The content team was made up of Leanne Campbell (Manager/Curator, Coeur d’Alene Tribe Historic Preservation Program, and project Co-Pi), Rodney Frey (Professor of Ethnography, University of Idaho, and project Co-Pi), CarylDene Swan (Hndesnet Historical Testimony, Coeur d’Alene Tribe Historic Preservation Program), Michelle Clark (Coeur d’Alene Tribe Language Program), Audra Vincent (Manager, Coeur d’Alene Tribe Language Program), and the elders of the Coeur d’Alene Tribe, of the past and today.

The original inception and guidance for this project came from Alfred Nomee (Director of Natural Resources and Tribal Council member), Quanah Matheson (Director of Cultural Resources), Leanne Campbell (Cultural Resources), Tiffany Allgood (Director of Environmental Programs), Steven Daley-Laursen (UI Natural Resources) and Rodney Frey (UI Ethnography). 

The voices heard in the 3-D Landscape were provided by Michelle Clark, James LaSarte-Whistocken, Joey Lenoir, Cheffrey Sailto, Elsie Wilson, Kris Roby, Susan Cleveley and Brian Cleveley.  The voice heard on the web pages was provided by Audra Vincent.

The "virtual world wizard" was Brian Cleveley (Senior Instructor, Virtual Technology & Design program, University of Idaho).

From the University of Idaho's Northwest Knowledge Network were Jeremy Kenyon (research and metadata librarian, and project Co-Pi), Greg Goldberg (Partnership Manager), Marisa Guarinello (environmental data manager), David Vollmer (web application developer), and Steven Daley-Laursen (Professor of Natural Resources, providing administrative oversight for this project).

For current data on climate change projections in the inland Northwest we are indebted to John Abatzoglou (Associate Professor of Geography, University of Idaho).

For their insights and expertise in developing the legal protocol for this project were Casey Inge (attorney for the University of Idaho) and Tyrel Stevenson (attorney for the Coeur d'Alene Tribe).

All images were used by permission or are part of the public domain.
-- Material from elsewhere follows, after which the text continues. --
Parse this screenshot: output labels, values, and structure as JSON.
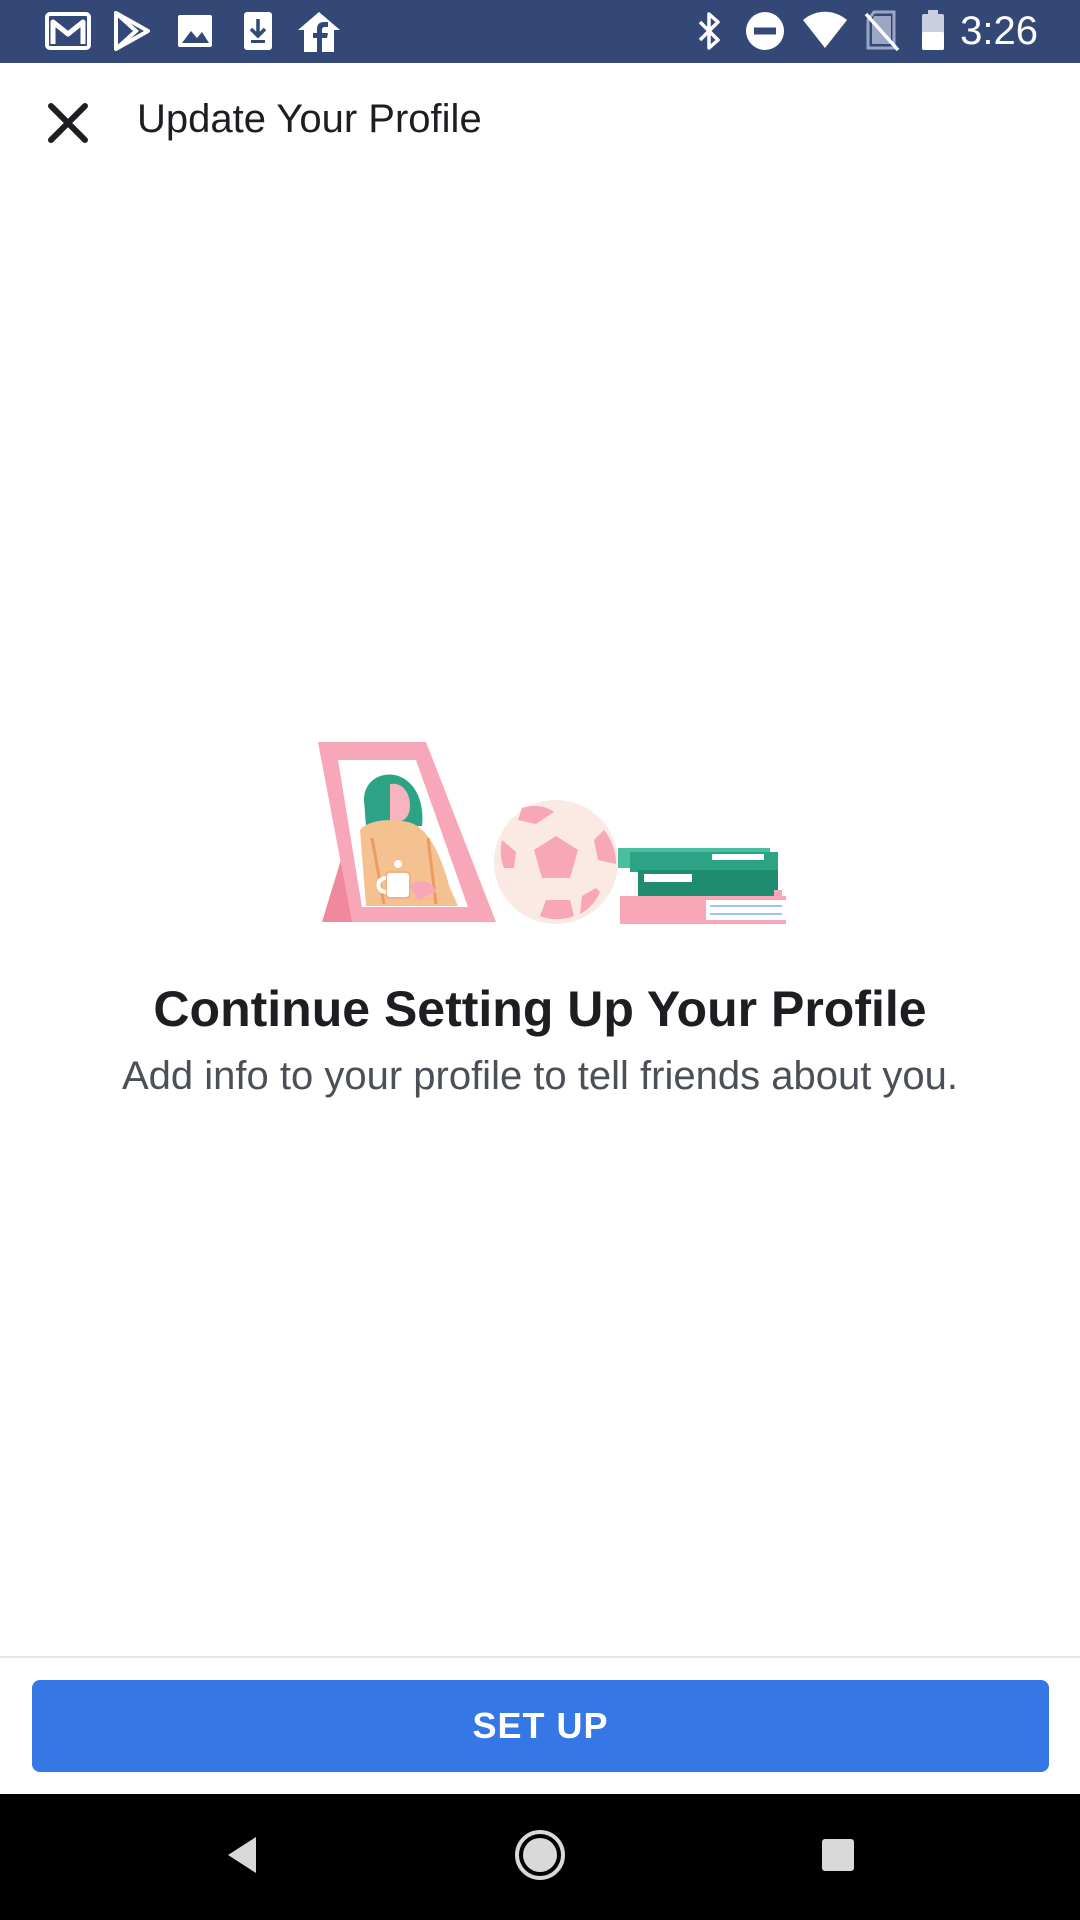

Individual image attribution was not included, reflective of the collective, timeless nature of hnkhwelkhwlnet.

We also want to acknowledge the ground breaking work, Never Alone, developed by the Iñupiaq of Alaska, bringing Indigenous storytelling and culture to a world-audience through this gaming experience.

Sqigwts LeafThis project is the result of a collaboration between the Coeur d’Alene Tribe, the University of Idaho, the Northwest Knowledge Network, and the DOI  Northwest Climate Science Center.  Funding for this project was provided by the Department of the Interior Northwest Climate Science Center and the USGS National Climate Change and Wildlife Science Center, in Cooperative Agreement # G11AC20490. The contents of this module are solely the responsibility of its authors and do not necessarily represent the official views of the USGS.

As with the traditional ending to any Schitsu'umsh story, and now we say "the end of the trail," tsi'łhnkhukhwatpalqs, (literally, "there, the trail ends").  And you might respond by saying, lim, thank you.

Copyright: Coeur d’Alene Tribe and University of Idaho 2015.